The intersample behavior of the input signals influences the estimation, simulation and prediction of continuous-time models. A sampled signal is characterized only by its values at the sampling instants. However, when you apply a continuous-time input to a continuous-time system, the output values at the sampling instants depend on the inputs at the sampling instants and on the inputs between these points.
idfrd objects have an
InterSample property which stores how the input behaves
between the sampling instants. You can specify the behavior between the samples to be
piecewise constant (zero-order hold), linearly interpolated between the samples
(first-order hold) or band-limited. A band-limited intersample behavior of the input
A filtered input signal (an input of finite bandwidth) was used to excite the system dynamics.
The input was measured using a sampling device (A/D converter with antialiasing) that reported it to be band-limited even though the true input entering the system was piecewise constant or linear. In this case, the sampling devices can be assumed to be a part of the system being modeled.
When the input signal is a band-limited discrete-time frequency-domain data
domain = 'frequency' or
idfrd with sample time Ts≠0), the model
estimation is performed by treating the data as continuous-time data (Ts =
0). For more information, see Pintelon, R. and J. Schoukens,
System Identification. A Frequency Domain Approach,
section 10.2, pp-352-356,Wiley-IEEE Press, New York, 2001.
The intersample behavior of the input data also affects the results of simulation
and prediction of continuous-time models.
predict commands use the
InterSample property to choose the right algorithm for
computing model response.
The following example simulates a system using first-order hold (
foh ) intersample behavior for input signal.
sys = idtf([-1 -2],[1 2 1 0.5]); rng('default') u = idinput([100 1 5],'sine',,,[5 10 1]); Ts = 2; y = lsim(sys,u,(0:Ts:999)','foh');
iddata object for the simulated input-output data.
data = iddata(y,u,Ts);
The default intersample behavior is zero-order hold (
ans = 'zoh'
Estimate a transfer function using this data.
np = 3; % number of poles nz = 1; % number of zeros opt = tfestOptions('InitializeMethod','all','Display','on'); opt.SearchOptions.MaxIterations = 100; modelZOH = tfest(data,np,nz,opt)
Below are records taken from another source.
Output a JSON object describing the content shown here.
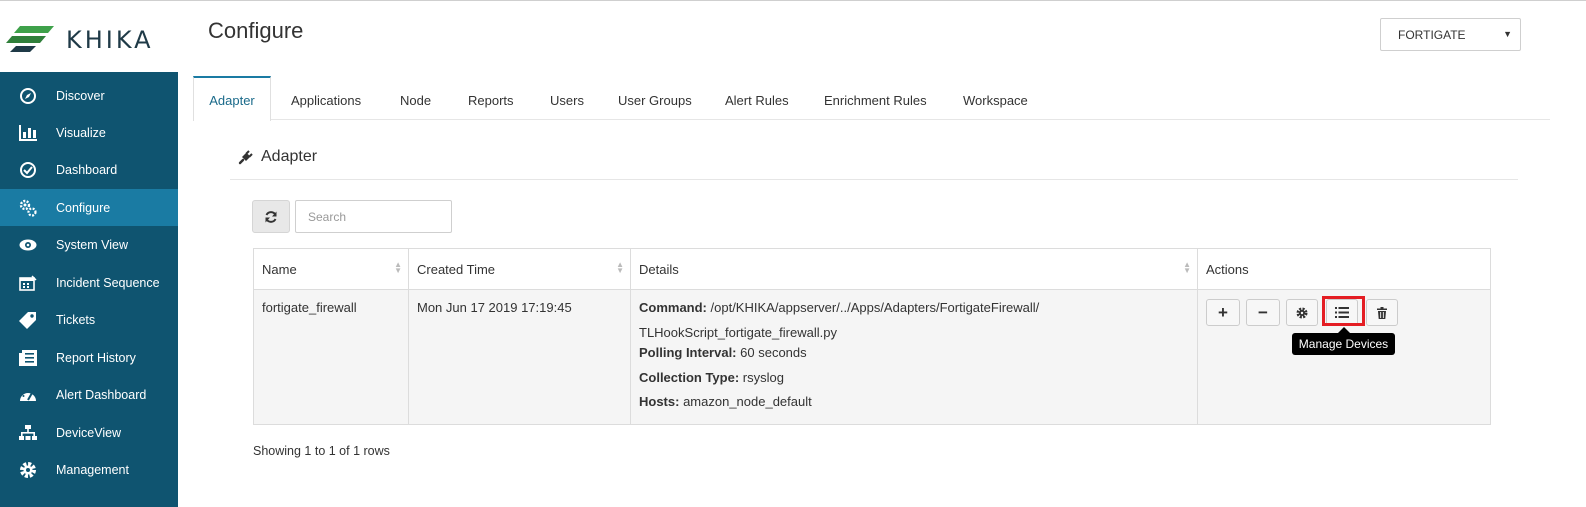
{
  "app": {
    "brand": "KHIKA",
    "page_title": "Configure"
  },
  "selector": {
    "value": "FORTIGATE"
  },
  "sidebar": {
    "items": [
      {
        "label": "Discover",
        "icon": "compass-icon"
      },
      {
        "label": "Visualize",
        "icon": "bar-chart-icon"
      },
      {
        "label": "Dashboard",
        "icon": "gauge-icon"
      },
      {
        "label": "Configure",
        "icon": "gears-icon",
        "active": true
      },
      {
        "label": "System View",
        "icon": "eye-icon"
      },
      {
        "label": "Incident Sequence",
        "icon": "calendar-icon"
      },
      {
        "label": "Tickets",
        "icon": "tag-icon"
      },
      {
        "label": "Report History",
        "icon": "report-icon"
      },
      {
        "label": "Alert Dashboard",
        "icon": "dashboard-icon"
      },
      {
        "label": "DeviceView",
        "icon": "sitemap-icon"
      },
      {
        "label": "Management",
        "icon": "gear-icon"
      }
    ]
  },
  "tabs": [
    {
      "label": "Adapter",
      "active": true
    },
    {
      "label": "Applications"
    },
    {
      "label": "Node"
    },
    {
      "label": "Reports"
    },
    {
      "label": "Users"
    },
    {
      "label": "User Groups"
    },
    {
      "label": "Alert Rules"
    },
    {
      "label": "Enrichment Rules"
    },
    {
      "label": "Workspace"
    }
  ],
  "section": {
    "title": "Adapter",
    "icon": "plug-icon"
  },
  "search": {
    "placeholder": "Search"
  },
  "table": {
    "headers": [
      "Name",
      "Created Time",
      "Details",
      "Actions"
    ],
    "rows": [
      {
        "name": "fortigate_firewall",
        "created": "Mon Jun 17 2019 17:19:45",
        "details": {
          "command_label": "Command:",
          "command_line1": "/opt/KHIKA/appserver/../Apps/Adapters/FortigateFirewall/",
          "command_line2": "TLHookScript_fortigate_firewall.py",
          "polling_label": "Polling Interval:",
          "polling_value": "60 seconds",
          "collection_label": "Collection Type:",
          "collection_value": "rsyslog",
          "hosts_label": "Hosts:",
          "hosts_value": "amazon_node_default"
        },
        "actions": [
          {
            "name": "add",
            "glyph": "+"
          },
          {
            "name": "remove",
            "glyph": "−"
          },
          {
            "name": "settings",
            "icon": "gear-icon"
          },
          {
            "name": "manage-devices",
            "icon": "list-icon"
          },
          {
            "name": "delete",
            "icon": "trash-icon"
          }
        ]
      }
    ]
  },
  "tooltip": {
    "text": "Manage Devices"
  },
  "footer": {
    "pagination_text": "Showing 1 to 1 of 1 rows"
  },
  "colors": {
    "sidebar": "#0f5470",
    "sidebar_active": "#1a7ba3",
    "highlight": "#e41d23",
    "logo_green": "#3ea14a"
  }
}
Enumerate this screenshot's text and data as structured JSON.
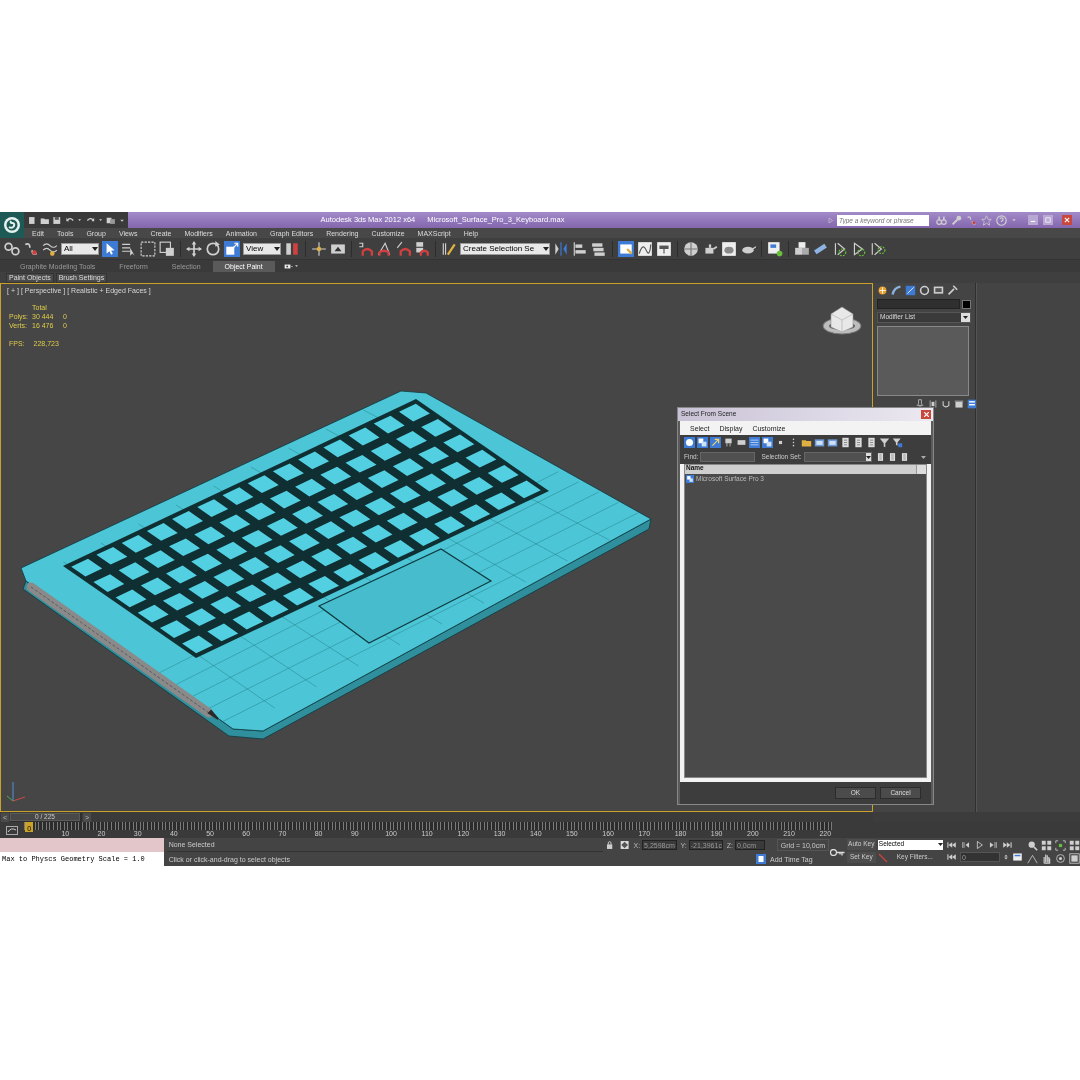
{
  "title_bar": {
    "app_title": "Autodesk 3ds Max  2012 x64",
    "file_name": "Microsoft_Surface_Pro_3_Keyboard.max",
    "search": {
      "placeholder": "Type a keyword or phrase"
    }
  },
  "menu_bar": [
    "Edit",
    "Tools",
    "Group",
    "Views",
    "Create",
    "Modifiers",
    "Animation",
    "Graph Editors",
    "Rendering",
    "Customize",
    "MAXScript",
    "Help"
  ],
  "main_toolbar": {
    "selection_filter": "All",
    "reference_coordinate_system": "View",
    "named_selection_set": "Create Selection Se"
  },
  "ribbon": {
    "tabs": [
      {
        "label": "Graphite Modeling Tools",
        "selected": false
      },
      {
        "label": "Freeform",
        "selected": false
      },
      {
        "label": "Selection",
        "selected": false
      },
      {
        "label": "Object Paint",
        "selected": true
      }
    ],
    "panels": [
      "Paint Objects",
      "Brush Settings"
    ]
  },
  "viewport": {
    "labels": [
      "[ + ]",
      "[ Perspective ]",
      "[ Realistic + Edged Faces ]"
    ],
    "statistics": {
      "header": "Total",
      "rows": [
        {
          "label": "Polys:",
          "total": "30 444",
          "in_selection": "0"
        },
        {
          "label": "Verts:",
          "total": "16 476",
          "in_selection": "0"
        }
      ]
    },
    "fps": {
      "label": "FPS:",
      "value": "228,723"
    }
  },
  "command_panel": {
    "modifier_list": "Modifier List"
  },
  "select_dialog": {
    "title": "Select From Scene",
    "menu": [
      "Select",
      "Display",
      "Customize"
    ],
    "find_label": "Find:",
    "selection_set_label": "Selection Set:",
    "columns": [
      "Name"
    ],
    "rows": [
      "Microsoft Surface Pro 3"
    ],
    "buttons": [
      "OK",
      "Cancel"
    ]
  },
  "time_slider": {
    "previous": "<",
    "position": "0 / 225",
    "next": ">"
  },
  "track_bar": {
    "current_frame": "0",
    "ticks": [
      "10",
      "20",
      "30",
      "40",
      "50",
      "60",
      "70",
      "80",
      "90",
      "100",
      "110",
      "120",
      "130",
      "140",
      "150",
      "160",
      "170",
      "180",
      "190",
      "200",
      "210",
      "220"
    ]
  },
  "status_bar": {
    "listener_output": "Max to Physcs Geometry Scale = 1.0",
    "selection": "None Selected",
    "prompt": "Click or click-and-drag to select objects",
    "x": {
      "label": "X:",
      "value": "5,2598cm"
    },
    "y": {
      "label": "Y:",
      "value": "-21,3961c"
    },
    "z": {
      "label": "Z:",
      "value": "0,0cm"
    },
    "grid": "Grid = 10,0cm",
    "add_time_tag": "Add Time Tag",
    "auto_key": "Auto Key",
    "key_mode": "Selected",
    "set_key": "Set Key",
    "key_filters": "Key Filters...",
    "frame": "0"
  }
}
modelZOH = From input "u1" to output "y1": -217.2 s - 391.6 --------------------------------- s^3 + 354.4 s^2 + 140.2 s + 112.4 Continuous-time identified transfer function. Parameterization: Number of poles: 3 Number of zeros: 1 Number of free coefficients: 5 Use "tfdata", "getpvec", "getcov" for parameters and their uncertainties. Status: Estimated using TFEST on time domain data "data". Fit to estimation data: 81.38% FPE: 0.1146, MSE: 0.111
The model gives about 80% fit to data. The sample time of the data is large enough that intersample inaccuracy (using
zoh rather than
foh ) leads to significant modeling errors.
Re-estimate the model using
foh intersample behavior.
data.InterSample = 'foh'; modelFOH = tfest(data,np,nz,opt)
modelFOH = From input "u1" to output "y1": -1.197 s - 0.06843 ------------------------------------- s^3 + 0.4824 s^2 + 0.3258 s + 0.01723 Continuous-time identified transfer function. Parameterization: Number of poles: 3 Number of zeros: 1 Number of free coefficients: 5 Use "tfdata", "getpvec", "getcov" for parameters and their uncertainties. Status: Estimated using TFEST on time domain data "data". Fit to estimation data: 97.7% FPE: 0.001748, MSE: 0.001693
modelFOH is able to retrieve the original system correctly.
Compare the model outputs with data.
modelZOH is compared to data whose intersample behavior is
foh. Therefore, its fit decreases to around 70%.